Here are 5 fitness traits of successful people, and how to incorporate them into your own life–
Be Unafraid to Make a (Flexible) Plan
Success is very rarely an accident. It’s a thought-out plan and goal that is mulled over, broken down into detail, and ultimately executed. Nobody ever got into the best shape of their life by rolling into the gym when “they felt like it.” They sat down and figured out what they wanted from their health, wrote out the goal, and broke down what it would take for them to get there.
Some will shy away from planning, citing the desire to not feel constricted or boxed-in by plans. But the ultimate freedom comes from focusing your time intensely on specific activities for short bursts of pre-determined time so that you can devote the rest of your day to other things.
Going to the gym and not having a plan, and being that dude who walks from machine to machine, with no clear plan or objective simply insures that you have a sub-par workout, which only delays the results you ultimately want.
They Make Their Health a Habit
We live in an age of temptation. We are bombarded relentlessly by marketing agencies and big brands hawking products that although convenient, are not that good for us. From ads on Facebook, the sponsored Tweets on Twitter, to the avalanche of fast food commercials broadcast during NFL games, we are being pummeled with this stuff like never before.
Recent research has shown that willpower – that voice that tells us what we should be doing when everything around us, including the other voice in our mind, is telling us otherwise – is a finite resource. We are only gifted so much of it each day, which means that if forced to use it repeatedly and for extended periods of time we will run out. And that is the point where less than optimal decisions are made.
SEE ALSO: 12 Ways to Make Working Out a Habit
A trick to avoid having to use your willpower, or at least a lot less of it, is to institute habits with your workout routine. Each morning run for 45 minutes at the same time. Go straight to the gym right after work. Pre-cook your meals for the week every Sunday night at 8pm. Make non-negotiable dates and deadlines with yourself and stick to them until they become habit. At that point living a healthy lifestyle will become second-nature, and you will be able to wield your willpower muscles elsewhere.
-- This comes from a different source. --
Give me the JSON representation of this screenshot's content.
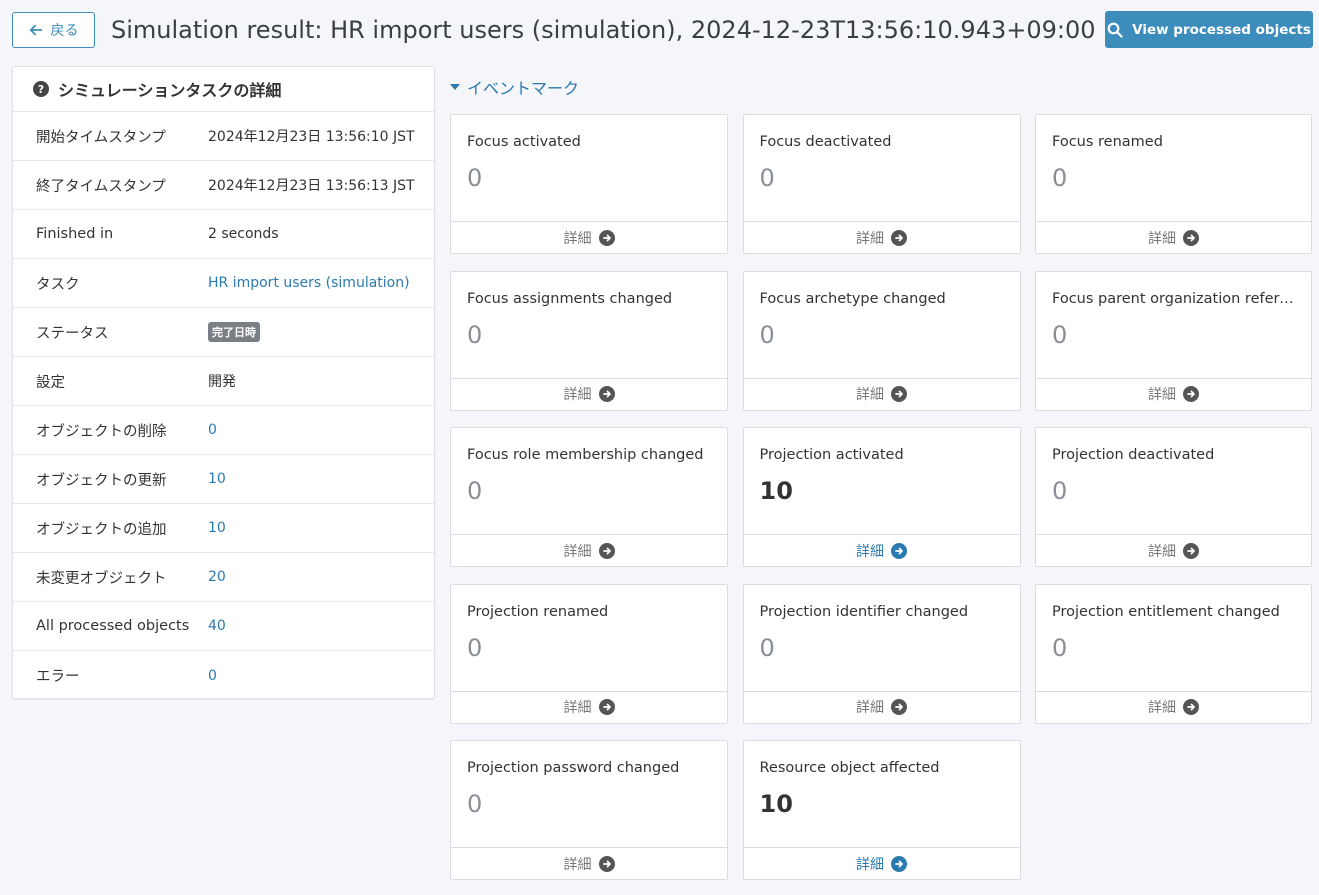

Maintain a High Level of Personal Integrity
Your word should mean something, not only with the promises and commitments you make with others, but more importantly – with yourself. If you tell yourself that you are going to workout every day for the next 30 days, do you believe it? Does doubt and a six-foot pile of “what-ifs” appear in your periphery? Or does the goal feel it’s already achieved itself because you know that your word is bond?
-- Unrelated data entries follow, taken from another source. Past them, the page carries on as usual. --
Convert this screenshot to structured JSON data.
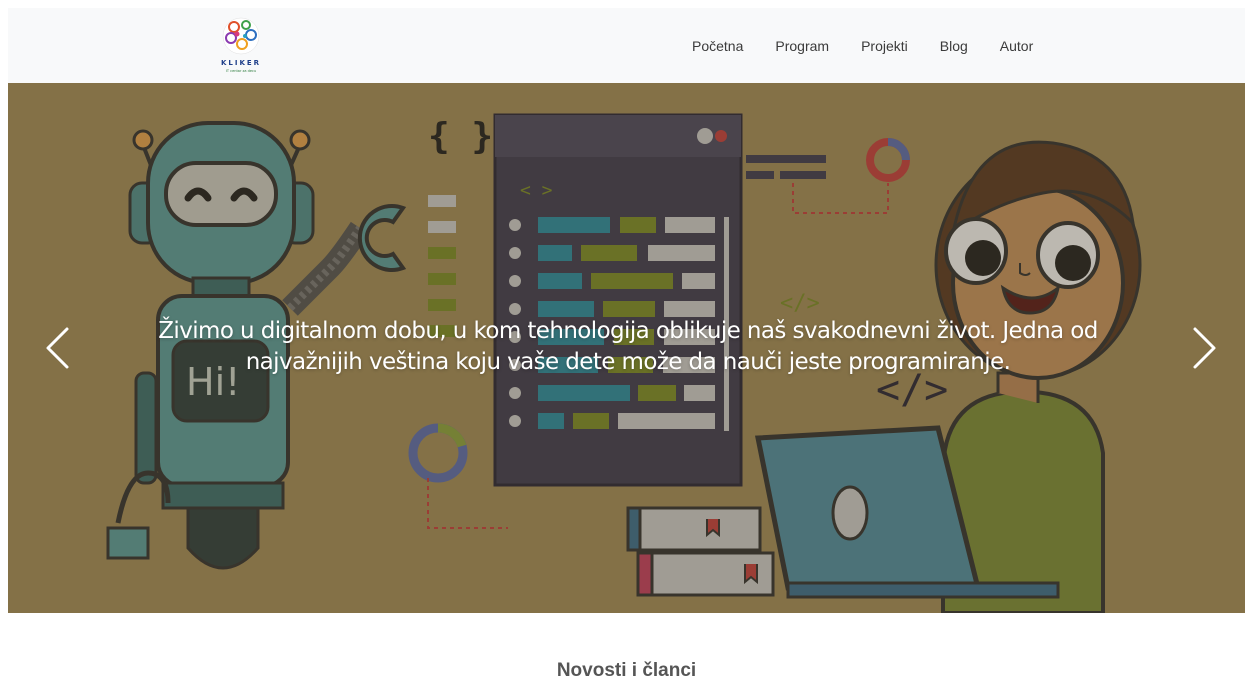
{
  "brand": {
    "name": "KLIKER",
    "tagline": "IT centar za decu"
  },
  "nav": {
    "items": [
      {
        "label": "Početna"
      },
      {
        "label": "Program"
      },
      {
        "label": "Projekti"
      },
      {
        "label": "Blog"
      },
      {
        "label": "Autor"
      }
    ]
  },
  "hero": {
    "caption": "Živimo u digitalnom dobu, u kom tehnologija oblikuje naš svakodnevni život. Jedna od najvažnijih veština koju vaše dete može da nauči jeste programiranje.",
    "robot_screen_text": "Hi!",
    "code_brackets": "{ }",
    "code_tag_small": "< >",
    "code_tag_close": "</>",
    "code_tag_laptop": "</>",
    "prev_icon": "chevron-left-icon",
    "next_icon": "chevron-right-icon"
  },
  "section": {
    "title": "Novosti i članci"
  },
  "colors": {
    "navbar_bg": "#f8f9fa",
    "hero_bg": "#a08a5a",
    "robot": "#4f8c8c",
    "panel": "#3f3d52",
    "shirt": "#7a8a3a"
  }
}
Personal integrity – and letting loose of the perceived shackles that they bring – are a slippery slope. If you commit to going to the gym, and skip a session within your first week, your mind will race to find the excuses to justify it. Which will only make it easier to bail on another workout down the road.
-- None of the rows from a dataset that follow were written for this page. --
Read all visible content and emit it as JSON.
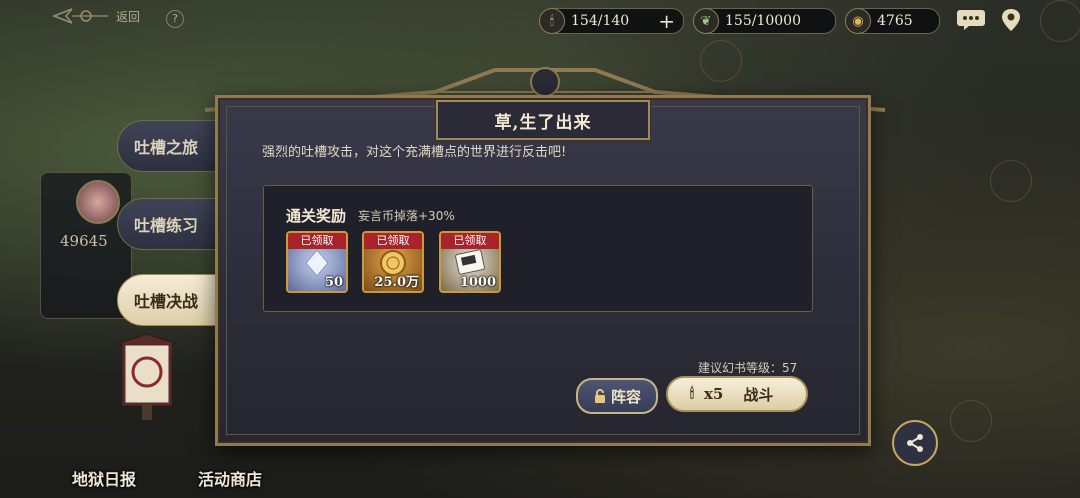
{
  "top": {
    "back_label": "返回",
    "help": "?",
    "stamina": {
      "value": "154/140",
      "icon": "candle-icon"
    },
    "herb": {
      "value": "155/10000",
      "icon": "herb-icon"
    },
    "coins": {
      "value": "4765",
      "icon": "coin-icon"
    },
    "chat_icon": "chat-bubble-icon",
    "map_icon": "location-pin-icon"
  },
  "sidebar": {
    "tabs": [
      {
        "label": "吐槽之旅",
        "active": false
      },
      {
        "label": "吐槽练习",
        "active": false
      },
      {
        "label": "吐槽决战",
        "active": true
      }
    ],
    "power": "49645"
  },
  "dialog": {
    "title": "草,生了出来",
    "description": "强烈的吐槽攻击，对这个充满槽点的世界进行反击吧!",
    "rewards_title": "通关奖励",
    "rewards_bonus": "妄言币掉落+30%",
    "rewards": [
      {
        "ribbon": "已领取",
        "qty": "50",
        "icon": "feather-crystal-icon"
      },
      {
        "ribbon": "已领取",
        "qty": "25.0万",
        "icon": "gold-coin-icon"
      },
      {
        "ribbon": "已领取",
        "qty": "1000",
        "icon": "exp-ticket-icon"
      }
    ],
    "recommended_level": "建议幻书等级：57",
    "team_button": "阵容",
    "fight_cost": "x5",
    "fight_button": "战斗"
  },
  "bottom": {
    "daily": "地狱日报",
    "shop": "活动商店"
  },
  "colors": {
    "gold_border": "#a08a5a",
    "ribbon_red": "#a8232a",
    "dialog_bg": "#2d2d3a"
  }
}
If you are having a hard time keeping promises with yourself, it’s time to start smaller. Avoid the big, grandiose goals if you have a track record of not following through. Develop and strengthen your personal integrity by making small commitments and promises to yourself. Eventually you’ll graduate to the next level, build more confidence and so on.
They Capitalize on Their Keystone Behaviours/Actions
Often times we only need to make one behaviour or habit in our lives to set off a chain reaction of positive change. Like a rain drop sinking into still water, this positive change has the ability to radiate outwards into the distance, touching areas we never considered, creating new and better habits – and eventually outcomes – all over the place.
For example, someone who gets a full night of sleep each night is not only not tired the following day, but they have decreased levels of leptin in your blood while also increasing ghrelin levels, the combination of which increases hunger. Additionally, being fully rested keeps your cortisol levels low, insuring that your metabolism is operating at an optimal rate. Add this to a heightened level of energy and focus, and you have a winning combination for a healthy lifestyle.
You don’t need to change everything in your life all at once. Pick the 1-2 big things and focus exclusively on those.
A Missed Workout Doesn’t Become a Missed Week of Workouts
It’s not uncommon for us to fall for the all-or-nothing mentality. Either you make every workout and/or eat exactly according to your diet plan, or the whole getting-fit-thing gets thrown out the window. Missed a workout? Give yourself a swift kick to the butt, but not so hard that you don’t want to go back tomorrow.
If you find that skipping and missing workouts is becoming a habit, its time to sit down and re-evaluate your fitness goals. Are they not driving you as much as they could? Why are you lacking in motivation to see your workouts through? Is there anything you can do to make your workouts a habit instead of something that makes brief appearances in your list of top priorities?
Can you think of any other fitness traits of successful people? List them in the comment section below.